Please retype all the records below exactly as they read.

(Beginning of EXERCISE INPUTS)

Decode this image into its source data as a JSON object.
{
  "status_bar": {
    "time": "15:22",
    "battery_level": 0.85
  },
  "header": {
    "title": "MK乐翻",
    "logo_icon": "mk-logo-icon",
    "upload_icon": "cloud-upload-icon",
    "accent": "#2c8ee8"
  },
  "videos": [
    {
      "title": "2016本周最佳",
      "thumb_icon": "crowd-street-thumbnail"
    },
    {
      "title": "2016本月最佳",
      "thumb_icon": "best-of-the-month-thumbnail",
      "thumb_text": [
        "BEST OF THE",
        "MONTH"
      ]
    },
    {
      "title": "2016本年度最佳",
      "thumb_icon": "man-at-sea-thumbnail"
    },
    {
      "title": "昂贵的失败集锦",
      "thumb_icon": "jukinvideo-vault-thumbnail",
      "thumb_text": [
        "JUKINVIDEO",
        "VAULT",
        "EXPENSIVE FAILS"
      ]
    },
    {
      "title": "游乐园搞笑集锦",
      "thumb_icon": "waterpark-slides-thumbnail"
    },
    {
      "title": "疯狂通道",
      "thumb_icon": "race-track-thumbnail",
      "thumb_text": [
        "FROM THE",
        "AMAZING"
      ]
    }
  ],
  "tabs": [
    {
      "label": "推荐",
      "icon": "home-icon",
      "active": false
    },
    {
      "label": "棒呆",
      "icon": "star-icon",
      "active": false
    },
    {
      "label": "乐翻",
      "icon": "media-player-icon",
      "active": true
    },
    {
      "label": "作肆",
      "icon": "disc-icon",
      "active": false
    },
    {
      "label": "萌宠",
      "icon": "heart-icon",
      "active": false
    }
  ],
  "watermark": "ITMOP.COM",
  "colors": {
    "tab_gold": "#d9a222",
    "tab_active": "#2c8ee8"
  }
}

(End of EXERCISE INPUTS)

* [ANSWER TO THIS EXERCISE]
Decode this image into its source data as a JSON object.
{
  "status_bar": {
    "time": "15:22",
    "battery_level": 0.85
  },
  "header": {
    "title": "MK乐翻",
    "logo_icon": "mk-logo-icon",
    "upload_icon": "cloud-upload-icon",
    "accent": "#2c8ee8"
  },
  "videos": [
    {
      "title": "2016本周最佳",
      "thumb_icon": "crowd-street-thumbnail"
    },
    {
      "title": "2016本月最佳",
      "thumb_icon": "best-of-the-month-thumbnail",
      "thumb_text": [
        "BEST OF THE",
        "MONTH"
      ]
    },
    {
      "title": "2016本年度最佳",
      "thumb_icon": "man-at-sea-thumbnail"
    },
    {
      "title": "昂贵的失败集锦",
      "thumb_icon": "jukinvideo-vault-thumbnail",
      "thumb_text": [
        "JUKINVIDEO",
        "VAULT",
        "EXPENSIVE FAILS"
      ]
    },
    {
      "title": "游乐园搞笑集锦",
      "thumb_icon": "waterpark-slides-thumbnail"
    },
    {
      "title": "疯狂通道",
      "thumb_icon": "race-track-thumbnail",
      "thumb_text": [
        "FROM THE",
        "AMAZING"
      ]
    }
  ],
  "tabs": [
    {
      "label": "推荐",
      "icon": "home-icon",
      "active": false
    },
    {
      "label": "棒呆",
      "icon": "star-icon",
      "active": false
    },
    {
      "label": "乐翻",
      "icon": "media-player-icon",
      "active": true
    },
    {
      "label": "作肆",
      "icon": "disc-icon",
      "active": false
    },
    {
      "label": "萌宠",
      "icon": "heart-icon",
      "active": false
    }
  ],
  "watermark": "ITMOP.COM",
  "colors": {
    "tab_gold": "#d9a222",
    "tab_active": "#2c8ee8"
  }
}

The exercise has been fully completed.